In addition to erratic behavior, drug users may show signs of depression and anxiety. Some drugs can reduce serotonin, a hormone in the brain that helps stabilize mood. When levels of serotonin are low, a person can experience anxiety and depression.

Physical withdrawal symptoms

The physical withdrawal symptoms of drug addiction include lethargy, restlessness, aches and pains, a change in mood, nausea, anxiety, and hallucinations. These symptoms can last for a few days or for weeks. The symptoms can range from mild to severe, depending on the substance and dosage. For example, those who have been addicted to cocaine may experience insomnia, trembling, confusion, and nausea. Some of the symptoms may even lead to seizures.

Withdrawal symptoms of drug addiction are a sign that your body is dependent on the substance that you’ve become dependent on. If you’re experiencing these symptoms, it’s best to consult a physician to determine if they’re actually withdrawal symptoms. Your physician can help you manage the symptoms and provide medical supervision during detox.

Loss of social life

While the physical effects of drug addiction are detrimental enough, the social effects are even more debilitating. Moreover, they can affect not only the person who is addicted to drugs, but also their family, friends, and employers. It may even affect society as a whole. For instance, a spouse who is addicted to drugs may end up with very little social life. In addition, his or her spouse might also exhibit extreme behaviors.

Loss of social life is one of the early signs of drug addiction. Once the user begins to use drugs, they begin to see other pleasurable activities as a waste of time. As time goes by, their tolerance increases and they use the drug more frequently, which can lead to a variety of social problems. The user will also find it difficult to maintain normal relationships, and may even hide his or her drug use from people.

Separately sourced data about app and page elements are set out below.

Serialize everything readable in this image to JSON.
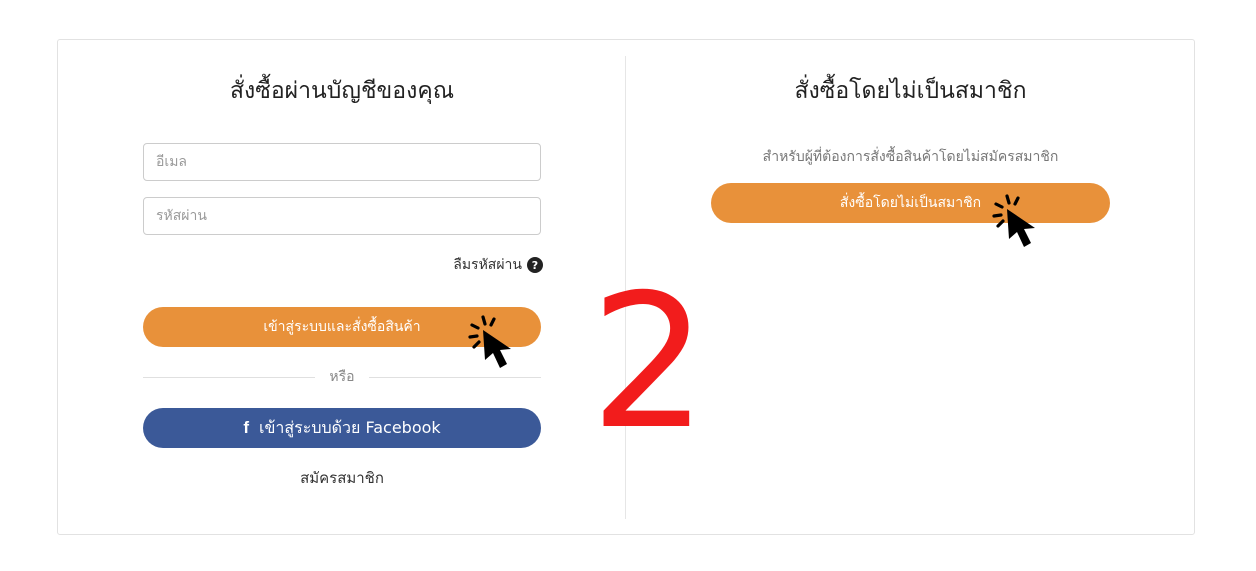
{
  "member": {
    "title": "สั่งซื้อผ่านบัญชีของคุณ",
    "email_placeholder": "อีเมล",
    "password_placeholder": "รหัสผ่าน",
    "forgot_label": "ลืมรหัสผ่าน",
    "login_button": "เข้าสู่ระบบและสั่งซื้อสินค้า",
    "or_label": "หรือ",
    "facebook_button": "เข้าสู่ระบบด้วย Facebook",
    "facebook_icon_glyph": "f",
    "register_link": "สมัครสมาชิก"
  },
  "guest": {
    "title": "สั่งซื้อโดยไม่เป็นสมาชิก",
    "description": "สำหรับผู้ที่ต้องการสั่งซื้อสินค้าโดยไม่สมัครสมาชิก",
    "button": "สั่งซื้อโดยไม่เป็นสมาชิก"
  },
  "annotation": {
    "step_number": "2"
  },
  "icons": [
    "help-circle-icon",
    "facebook-icon",
    "click-cursor-icon"
  ],
  "colors": {
    "primary_orange": "#e8913a",
    "facebook_blue": "#3b5998",
    "step_red": "#f21c1c"
  }
}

Depression is a common symptom of drug addiction, especially for people who are unable to stop using substances. They may have difficulty doing daily activities and may be prone to unsafe behaviors. They may also steal money or borrow money to fund their habit. They may also experience constant sadness and irritability, and they may lose interest in previously enjoyable activities. When you notice these symptoms, it is time to seek professional help.

Depression can be difficult to deal with, especially for loved ones. Living with a depressed loved one can be very stressful, frustrating, and painful. Your loved one may also feel emotionally drained, and you may feel helpless. However, it is important to reach out to them and offer support and guidance to prevent further damage. Often, depression can lead to substance abuse, and early intervention can prevent further harm to family members and loved ones.

Stealing from friends and family

Stealing from friends and family is essentially stealing. It is a way for an addict to gain access to the drugs they need. This is because stealing releases dopamine, a chemical that makes people feel good. Some people are so addicted to this chemical that they continue to seek these pleasurable feelings over again.

If you suspect that a loved one is abusing drugs, you can confront him or her about it. Try to find out about the type of drugs they use, who they’ve stolen from before, and the extent of their addiction. If the behavior continues, you may need to consider seeking treatment.

Stealing from friends and family is characterized by a disorder called kleptomania. People with this disorder often struggle with behavioral and emotional self-control. They find it difficult to resist their urges to steal and can’t stop themselves from committing their crimes.